— Loretta Staples, Licensed Clinical Social Worker in New Haven, CT

Somatic psychotherapy begins with the premise that our bodies are always communicating.

— Ashley Gregory, Licensed Marriage & Family Therapist in Berkeley, CA

I use Lifespan Integration as a somatic, body based therapy, particularly for PTSD and Complex PTSD.

— Kelli Gordon, Psychotherapist in Seattle, WA

I am a certified Somatic Experiencing Practitioner. Somatic Experiencing (SE) is a biological, body-based approach to resolving trauma and stress. Imprints of overwhelming experiences are often held in the body. Using SE, I can help you release these imprints gently and process traumatic experiences that are often not accessible to conventional talk therapy alone. This allows you a wider range of responses to the life around you and frees a sense of choice, freedom and joy.

— Claudia Hartke, Psychologist in Boulder, CO

Through art, breath and energy work we work with the body to help clients feel more grounded, present and calm.

— Celine Redfield, Marriage & Family Therapist in Portland, OR

Somatic psychotherapy is a holistic approach incorporating mind, body, spirit, and emotions in healing. In this approach, there is a focus on developing awareness of how thoughts, sensation and emotions are have a profound impact on how we relate to the world. This includes past traumatic experiences that can keep us stuck in repeating actions, thoughts or behaviors that are unhealthy and harmful. Learning to self soothe and regulate emotions moves us towards empowerment and healing.

— Cindy Ricardo, Counselor in Coral Springs, FL

My entire graduate studies were focused on Somatic Psychology at the California Institute for Integral Studies. This orientation provides an added dimension by taking the therapy out of the arena of second-hand reports (from your verbal mind) and into first-hand, felt experience. Our bodies often reveal first what our verbal, self conscious mind attempts to disguise and hide. I utilize Somatic interventions to potentially open you up to information that can be overlooked in most analytic psychotherapy. Traditional therapy practices pay attention almost exclusively to thoughts, emotions, and behaviors. In Somatics, the added awareness of sensations and felt experiences within the body are used to deepen the work. This can provide a channel of cooperation between the unconscious and conscious. In turn, Somatics helps to facilitate communication among parts of yourself that may be lost, hidden, or isolated.

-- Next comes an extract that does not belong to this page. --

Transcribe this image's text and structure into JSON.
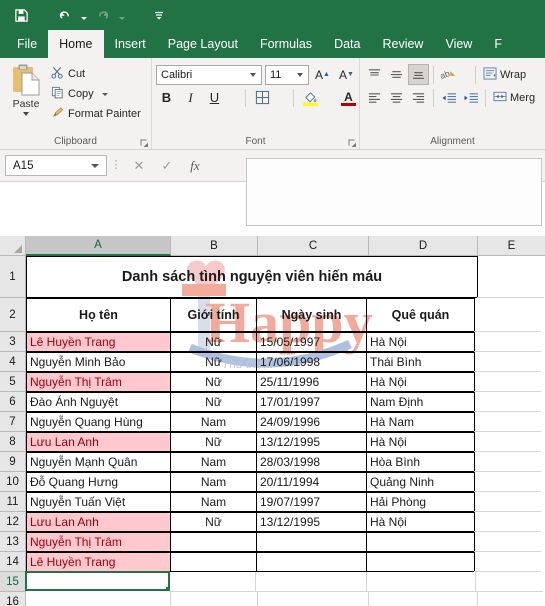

— Vanessa Tate, Marriage & Family Therapist in Denver, CO

I recognize the connection between, mind, body and spirit and that working in any one of these realms means were working on all of them. Through mindfulness will explore the wisdom of your body as a gateway to your emotions and the wealth of information about yourself that sometimes the mind can obscure.

— Ayala Kalisher, Counselor in Santa Rosa, CA

The body is a well of experiential knowledge. Through mindfulness, movement, and touch, I help you to use your awareness of your body as a perspective for self-study and understanding.

— Jessica Barnese, Counselor in Portland, OR

As a therapist and yoga teacher, I utilize the breath, movement, and psychotherapy to address my client's concerns. I use a somatic therapy approach, a holistic therapy that studies the mind-body connection regarding the psychological past. I utilize this theory to understand and treat past traumas that are disrupting, both physically and mentally. Somatic therapy will help you better understand the mind-body connection, address somatic responses, and respond to mental and physical sensations.

— Lauren Northrup, Counselor in Boulder, CO

I earned a specialization in Somatic Psychotherapy in 2015 and continue to deepen skills by receiving ongoing mentoring and consultation in body-oriented therapy and touch work.

— Phoenix Jackson, Licensed Marriage & Family Therapist in Oakland, CA

I have completed five years of training and am certified as a somatic experiencing practitioner (SEP) with the Somatic Experiencing Trauma Institute (SETI) , and have added qualifications within the SEP field that include advanced touch skills.

— Melissa Stewart, Clinical Social Worker in Louisville, KY